Finding a reliable and inexpensive pre-owned vehicle might be difficult, but some Maryland consumers can’t always pass up a deal for a particular model. An outstanding lease special delivers little benefit when the engine won’t start or the transmission won’t shift to reverse. Regrettably, not every used car dealer employs honest practices, leaving the lessee with little choice other than to take legal action.
Lemon laws and auto dealer malfeasance
Auto dealer fraud and lemon law solutions provide options for customers who feel cheated. Hopefully, a would-be customer may pick up on dubious tactics before leasing, avoiding any hassles.
Does the dealer intend to remove the down payment or trade-in from the lease contract?

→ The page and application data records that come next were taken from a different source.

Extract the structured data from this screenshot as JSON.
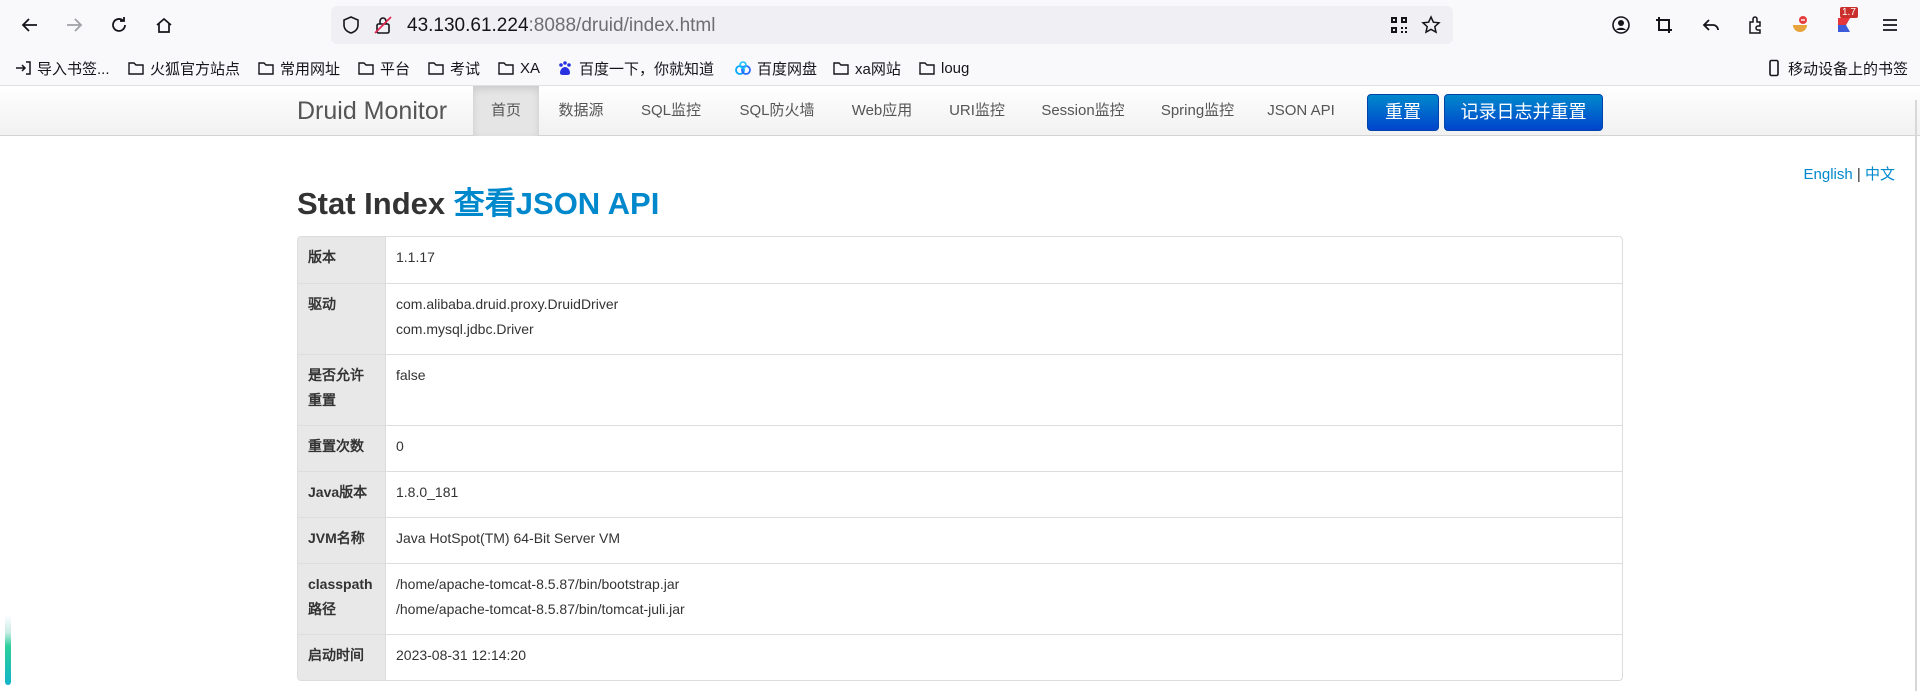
{
  "browser": {
    "url_host": "43.130.61.224",
    "url_rest": ":8088/druid/index.html",
    "badge_count": "1.7",
    "bookmarks": [
      {
        "label": "导入书签...",
        "icon": "import-icon"
      },
      {
        "label": "火狐官方站点",
        "icon": "folder-icon"
      },
      {
        "label": "常用网址",
        "icon": "folder-icon"
      },
      {
        "label": "平台",
        "icon": "folder-icon"
      },
      {
        "label": "考试",
        "icon": "folder-icon"
      },
      {
        "label": "XA",
        "icon": "folder-icon"
      },
      {
        "label": "百度一下，你就知道",
        "icon": "baidu-icon"
      },
      {
        "label": "百度网盘",
        "icon": "baidu-netdisk-icon"
      },
      {
        "label": "xa网站",
        "icon": "folder-icon"
      },
      {
        "label": "loug",
        "icon": "folder-icon"
      }
    ],
    "mobile_bookmarks": "移动设备上的书签"
  },
  "nav": {
    "brand": "Druid Monitor",
    "items": [
      "首页",
      "数据源",
      "SQL监控",
      "SQL防火墙",
      "Web应用",
      "URI监控",
      "Session监控",
      "Spring监控",
      "JSON API"
    ],
    "reset_button": "重置",
    "log_reset_button": "记录日志并重置"
  },
  "lang": {
    "english": "English",
    "separator": "|",
    "chinese": "中文"
  },
  "page": {
    "title": "Stat Index",
    "title_link": "查看JSON API"
  },
  "stats": [
    {
      "key": "版本",
      "values": [
        "1.1.17"
      ]
    },
    {
      "key": "驱动",
      "values": [
        "com.alibaba.druid.proxy.DruidDriver",
        "com.mysql.jdbc.Driver"
      ]
    },
    {
      "key": "是否允许重置",
      "values": [
        "false"
      ]
    },
    {
      "key": "重置次数",
      "values": [
        "0"
      ]
    },
    {
      "key": "Java版本",
      "values": [
        "1.8.0_181"
      ]
    },
    {
      "key": "JVM名称",
      "values": [
        "Java HotSpot(TM) 64-Bit Server VM"
      ]
    },
    {
      "key": "classpath路径",
      "values": [
        "/home/apache-tomcat-8.5.87/bin/bootstrap.jar",
        "/home/apache-tomcat-8.5.87/bin/tomcat-juli.jar"
      ]
    },
    {
      "key": "启动时间",
      "values": [
        "2023-08-31 12:14:20"
      ]
    }
  ],
  "colors": {
    "link": "#0088cc",
    "button": "#0055cc",
    "key_bg": "#e8e8e8"
  }
}
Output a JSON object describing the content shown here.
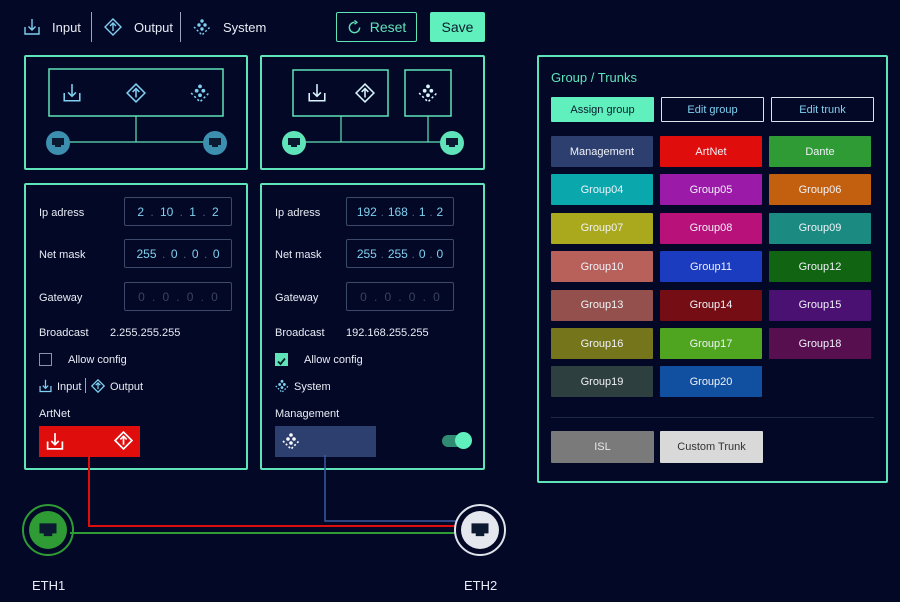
{
  "nav": {
    "input_label": "Input",
    "output_label": "Output",
    "system_label": "System"
  },
  "toolbar": {
    "reset_label": "Reset",
    "save_label": "Save"
  },
  "eth1_panel": {
    "ip_label": "Ip adress",
    "ip": [
      "2",
      "10",
      "1",
      "2"
    ],
    "mask_label": "Net mask",
    "mask": [
      "255",
      "0",
      "0",
      "0"
    ],
    "gateway_label": "Gateway",
    "gateway": [
      "0",
      "0",
      "0",
      "0"
    ],
    "broadcast_label": "Broadcast",
    "broadcast": "2.255.255.255",
    "allow_config_label": "Allow config",
    "allow_config": false,
    "input_label": "Input",
    "output_label": "Output",
    "group_label": "ArtNet"
  },
  "eth2_panel": {
    "ip_label": "Ip adress",
    "ip": [
      "192",
      "168",
      "1",
      "2"
    ],
    "mask_label": "Net mask",
    "mask": [
      "255",
      "255",
      "0",
      "0"
    ],
    "gateway_label": "Gateway",
    "gateway": [
      "0",
      "0",
      "0",
      "0"
    ],
    "broadcast_label": "Broadcast",
    "broadcast": "192.168.255.255",
    "allow_config_label": "Allow config",
    "allow_config": true,
    "system_label": "System",
    "group_label": "Management",
    "toggle_on": true
  },
  "ports": {
    "eth1_label": "ETH1",
    "eth2_label": "ETH2"
  },
  "groups_panel": {
    "title": "Group / Trunks",
    "assign_label": "Assign group",
    "edit_group_label": "Edit group",
    "edit_trunk_label": "Edit trunk",
    "groups": [
      {
        "label": "Management",
        "color": "#2d3f6e"
      },
      {
        "label": "ArtNet",
        "color": "#e00d0d"
      },
      {
        "label": "Dante",
        "color": "#2e9b35"
      },
      {
        "label": "Group04",
        "color": "#0aa7ad"
      },
      {
        "label": "Group05",
        "color": "#9b1aa8"
      },
      {
        "label": "Group06",
        "color": "#c2600f"
      },
      {
        "label": "Group07",
        "color": "#aaa81c"
      },
      {
        "label": "Group08",
        "color": "#b8127a"
      },
      {
        "label": "Group09",
        "color": "#1b8a80"
      },
      {
        "label": "Group10",
        "color": "#b8605a"
      },
      {
        "label": "Group11",
        "color": "#1c3cc0"
      },
      {
        "label": "Group12",
        "color": "#106412"
      },
      {
        "label": "Group13",
        "color": "#93504c"
      },
      {
        "label": "Group14",
        "color": "#750e14"
      },
      {
        "label": "Group15",
        "color": "#4b1172"
      },
      {
        "label": "Group16",
        "color": "#75751c"
      },
      {
        "label": "Group17",
        "color": "#4fa51f"
      },
      {
        "label": "Group18",
        "color": "#570f50"
      },
      {
        "label": "Group19",
        "color": "#2e3f40"
      },
      {
        "label": "Group20",
        "color": "#1150a0"
      }
    ],
    "isl_label": "ISL",
    "custom_trunk_label": "Custom Trunk"
  },
  "colors": {
    "accent": "#5fe3b9",
    "background": "#040827",
    "artnet": "#e00d0d",
    "management": "#2d3f6e"
  }
}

Taking the capitalized cost reduction out of the paperwork could lead to this loss, and such action might be a dire red flag. However, not everyone picks up on changes to a contract’s wording.
Most people can figure out when the price goes up. If the dealer ups the lease price after negotiating for a lower one, maybe the deal isn’t worth accepting. When the dealership’s representative attempts to pressure a potential lessee to sign, that could be another reason to consider taking one’s business elsewhere.
Other dubious dealership practices
“You get what you pay for” includes added features and helpful perks. Adding costs for roadside assistance and added safety items might be acceptable when accompanied by disclosures. Driving up the lease price with hidden and possibly unnecessary features could be troubling.
Is there an attempt to add months to the lease? Such a practice might seek to lower the monthly payments, but the reduced price may create the perception of a less expensive vehicle. If the dealership hides the added months in the contract, such behavior could be concerning.